Look up a word

  • Dictionary
  • Thesaurus
Please submit a word or phrase above.
Print this page

Print this page

Why can't I print more than one page at a time?

Help
Full screen

matching results for page

    Questia reader help

    How to highlight and cite specific passages

    1. Click or tap the first word you want to select.
    2. Click or tap the last word you want to select, and you’ll see everything in between get selected.
    3. You’ll then get a menu of options like creating a highlight or a citation from that passage of text.

    OK, got it!

    Cited passage

    Style
    Citations are available only to our active members.
    Buy instant access to cite pages or passages in MLA, APA and Chicago citation styles.

    "Portraying himself as an honest, ordinary person helped Lincoln identify with his audiences." (Einhorn, 1992, p. 25).

    "Portraying himself as an honest, ordinary person helped Lincoln identify with his audiences." (Einhorn 25)

    "Portraying himself as an honest, ordinary person helped Lincoln identify with his audiences."1

    1. Lois J. Einhorn, Abraham Lincoln, the Orator: Penetrating the Lincoln Legend (Westport, CT: Greenwood Press, 1992), 25, http://www.questia.com/read/27419298.

    Cited passage

    Thanks for trying Questia!

    Please continue trying out our research tools, but please note, full functionality is available only to our active members.

    Your work will be lost once you leave this Web page.

    Buy instant access to save your work.

    Already a member? Log in now.

    Oops!

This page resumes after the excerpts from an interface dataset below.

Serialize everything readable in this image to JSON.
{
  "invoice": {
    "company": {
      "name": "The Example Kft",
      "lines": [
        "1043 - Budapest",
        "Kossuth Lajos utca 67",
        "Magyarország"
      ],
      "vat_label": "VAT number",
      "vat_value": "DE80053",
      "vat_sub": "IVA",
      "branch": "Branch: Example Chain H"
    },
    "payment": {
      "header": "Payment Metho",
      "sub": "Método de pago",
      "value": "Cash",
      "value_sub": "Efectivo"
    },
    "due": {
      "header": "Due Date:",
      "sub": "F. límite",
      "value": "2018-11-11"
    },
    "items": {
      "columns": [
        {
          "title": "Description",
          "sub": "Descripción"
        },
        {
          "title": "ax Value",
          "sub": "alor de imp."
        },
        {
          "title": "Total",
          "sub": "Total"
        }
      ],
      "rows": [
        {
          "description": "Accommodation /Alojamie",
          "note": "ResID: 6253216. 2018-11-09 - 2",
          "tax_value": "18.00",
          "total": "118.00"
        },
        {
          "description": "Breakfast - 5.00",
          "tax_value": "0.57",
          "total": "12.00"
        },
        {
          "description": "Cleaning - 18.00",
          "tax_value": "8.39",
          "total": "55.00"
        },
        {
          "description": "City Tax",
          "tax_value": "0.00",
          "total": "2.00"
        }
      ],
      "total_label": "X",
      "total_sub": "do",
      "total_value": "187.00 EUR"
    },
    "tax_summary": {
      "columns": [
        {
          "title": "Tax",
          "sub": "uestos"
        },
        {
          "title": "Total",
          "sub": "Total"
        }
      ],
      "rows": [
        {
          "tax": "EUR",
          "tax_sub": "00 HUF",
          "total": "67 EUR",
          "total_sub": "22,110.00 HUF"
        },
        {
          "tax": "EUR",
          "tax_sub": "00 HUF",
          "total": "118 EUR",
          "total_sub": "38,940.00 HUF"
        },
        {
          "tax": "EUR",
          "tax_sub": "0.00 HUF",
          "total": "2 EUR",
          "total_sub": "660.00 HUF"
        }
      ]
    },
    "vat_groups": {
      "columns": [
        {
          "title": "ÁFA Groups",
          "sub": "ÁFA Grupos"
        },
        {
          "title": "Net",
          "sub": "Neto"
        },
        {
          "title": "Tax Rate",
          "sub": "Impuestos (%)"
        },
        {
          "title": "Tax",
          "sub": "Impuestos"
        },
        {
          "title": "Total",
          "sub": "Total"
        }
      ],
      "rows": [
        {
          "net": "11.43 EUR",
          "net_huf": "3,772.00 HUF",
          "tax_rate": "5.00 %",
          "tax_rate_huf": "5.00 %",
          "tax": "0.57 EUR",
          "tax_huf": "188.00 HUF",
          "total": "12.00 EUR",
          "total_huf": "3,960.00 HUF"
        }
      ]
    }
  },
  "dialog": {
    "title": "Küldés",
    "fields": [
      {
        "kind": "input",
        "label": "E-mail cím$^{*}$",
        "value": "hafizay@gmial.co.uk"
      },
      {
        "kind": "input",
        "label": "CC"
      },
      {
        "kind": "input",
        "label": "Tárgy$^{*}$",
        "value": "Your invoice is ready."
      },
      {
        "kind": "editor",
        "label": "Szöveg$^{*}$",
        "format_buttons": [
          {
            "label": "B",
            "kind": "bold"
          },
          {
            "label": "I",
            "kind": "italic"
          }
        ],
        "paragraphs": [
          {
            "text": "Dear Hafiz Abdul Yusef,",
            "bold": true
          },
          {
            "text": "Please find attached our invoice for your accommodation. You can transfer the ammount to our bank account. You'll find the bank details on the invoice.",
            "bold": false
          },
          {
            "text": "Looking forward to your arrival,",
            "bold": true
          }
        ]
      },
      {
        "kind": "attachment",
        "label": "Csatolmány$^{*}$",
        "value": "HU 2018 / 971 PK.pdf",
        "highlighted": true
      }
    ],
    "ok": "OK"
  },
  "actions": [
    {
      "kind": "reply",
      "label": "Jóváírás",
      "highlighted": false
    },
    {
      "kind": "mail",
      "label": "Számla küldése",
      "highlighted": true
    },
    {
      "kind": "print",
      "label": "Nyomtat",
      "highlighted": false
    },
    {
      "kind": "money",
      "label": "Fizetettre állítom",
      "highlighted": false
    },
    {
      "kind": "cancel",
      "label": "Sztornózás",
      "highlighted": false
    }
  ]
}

    An unknown error has occurred. Please click the button below to reload the page. If the problem persists, please try again in a little while.